Whither the Social Workers? Why the Silence?
Skirtz, Alice, Social Work
"Act to expand choice and opportunity for all people, with special regard for vulnerable, disadvantaged, oppressed, and exploited people and groups" [NASW, 2000, p. 27, Sect. 6.04(b)].
The words above are particularly striking as related to two current national conversations on social and ethical issues that affect those who are vulnerable and disadvantaged. One concerns the battle about children's health insurance, the other the wars in Iraq and Afghanistan. As the congressional debate concerning passage of the State Children's Health Insurance Program (SCHIP) raged with an obdurate president steadfastly vowing the veto, I wondered where were the voices and actions of social workers. Nationally, we have heard the big voices of the likes of the American Medical Association, AARP, health insurance plans (the insurers' lobby), governors from both political parties, even the parties themselves openly endorsing passage of SCHIP to cover 10 million poor children. In local communities, we have heard the voices of peace and justice activists along with poignant testimony of desperate parents whose children are sick and uninsured. At the same time, we have heard the voices of those who, like the president, argue that SCHIP will bring us to the brink of socialized medicine as if that were an affront to the democracy. Throughout these conversations, what can we make of the silence of social workers? I don't mean our professional organizations and lobbyists, because they usually lobby for our professional interests, or even voices from our specialty practice sections like Children, Adolescents, and Young Adults and Health. I mean social workers like you and me, those of us who know poor children and their families, and know children by name, not just as some aggregate adding 6.6 million children to the program, bringing the number of children covered to just more than 10 million.
We social workers are uniquely positioned by our work and interventions with families and their children to inform, to make an especially powerful contribution to the SCHIP narrative, but first we must join the conversation. Unlike medical practitioners and providers, social workers generally do not sell or provide health goods and services; hence, we have no conflict of interest as most of us will make no financial gain if more of our children are insured. Yet those other practitioners and providers who do are heard. Poor uninsured children--those who are vulnerable and disadvantaged--are truly our children, for we know them and the realities of the struggles their families have trying to find ways to pay for acute and emergency health care at times of illness or injury. These same families cannot even imagine the luxury of preventive health care or coverage for all family members. Where are social workers' voices in this disgraceful episode in our national life? The real disgrace is that there are any children without health insurance. It is a matter of urgency that we join the conversation "with special regard for vulnerable, disadvantaged, oppressed, and exploited people and groups" [NASW, 2000, p. 27, Sect. 6.04(b)].
Another conversation requiring our participation in the national narrative, to be true to our ethical responsibilities for our clients and communities, concerns continuing war in Iraq and Afghanistan instigated and perpetuated by the United States. The voices of social workers heard during previous wars, remembered as we hear daily news reports of killing and bombing and violent acts of mercenaries and militias, haunt us like specters from our shared social work history.
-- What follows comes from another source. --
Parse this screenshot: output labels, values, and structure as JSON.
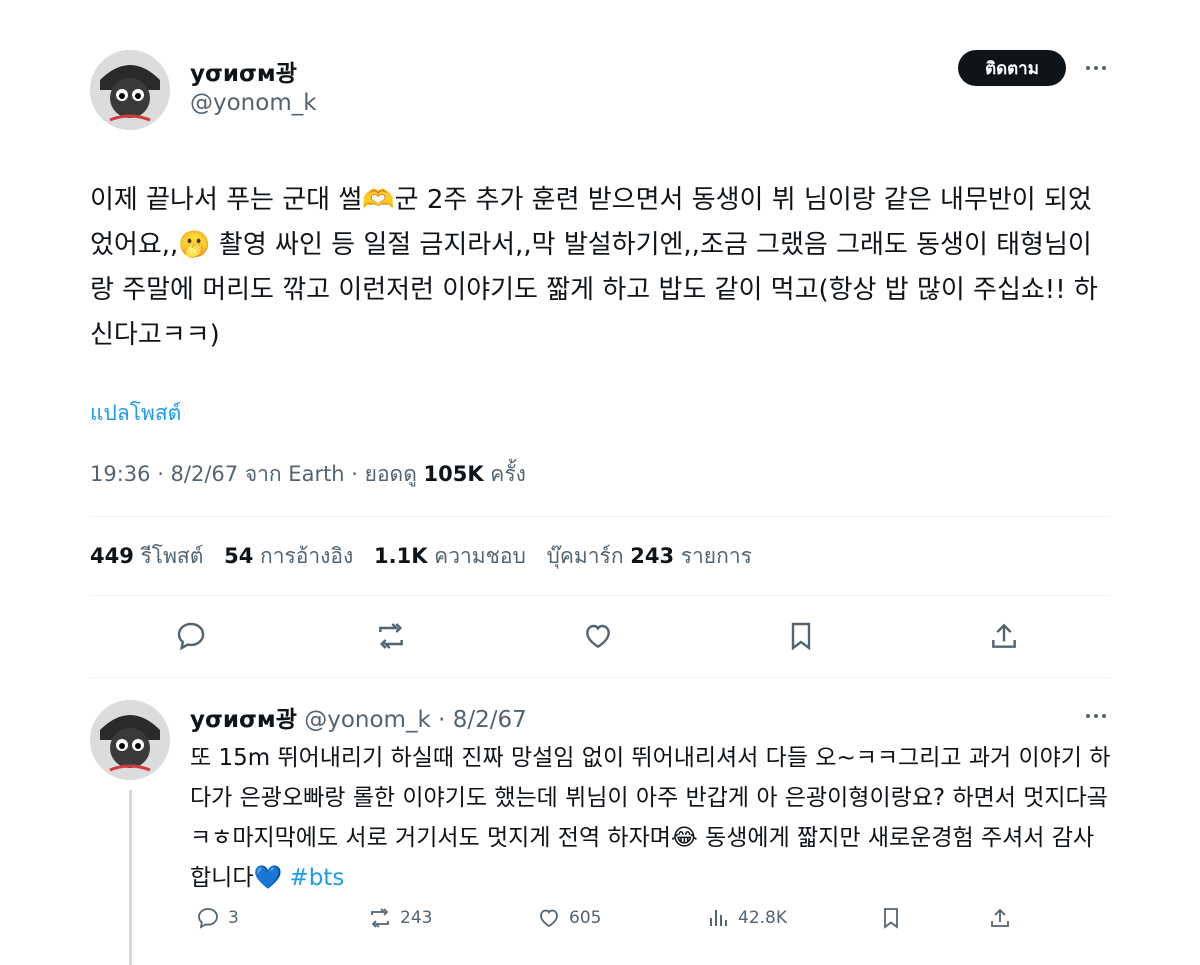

Upon her return from the Woman's International Congress at The Hague in 1915, Jane Addams, along with fellow social worker pacifists, lectured and wrote of engaging moral forces to bear against continuing The War. Yes, it was thought to be "the" war. She spoke of the great difficulty in getting media attention as "the press throughout the country systematically undertook to misrepresent and malign pacifists as a recognized part of propaganda, and as a patriotic duty" (pp. …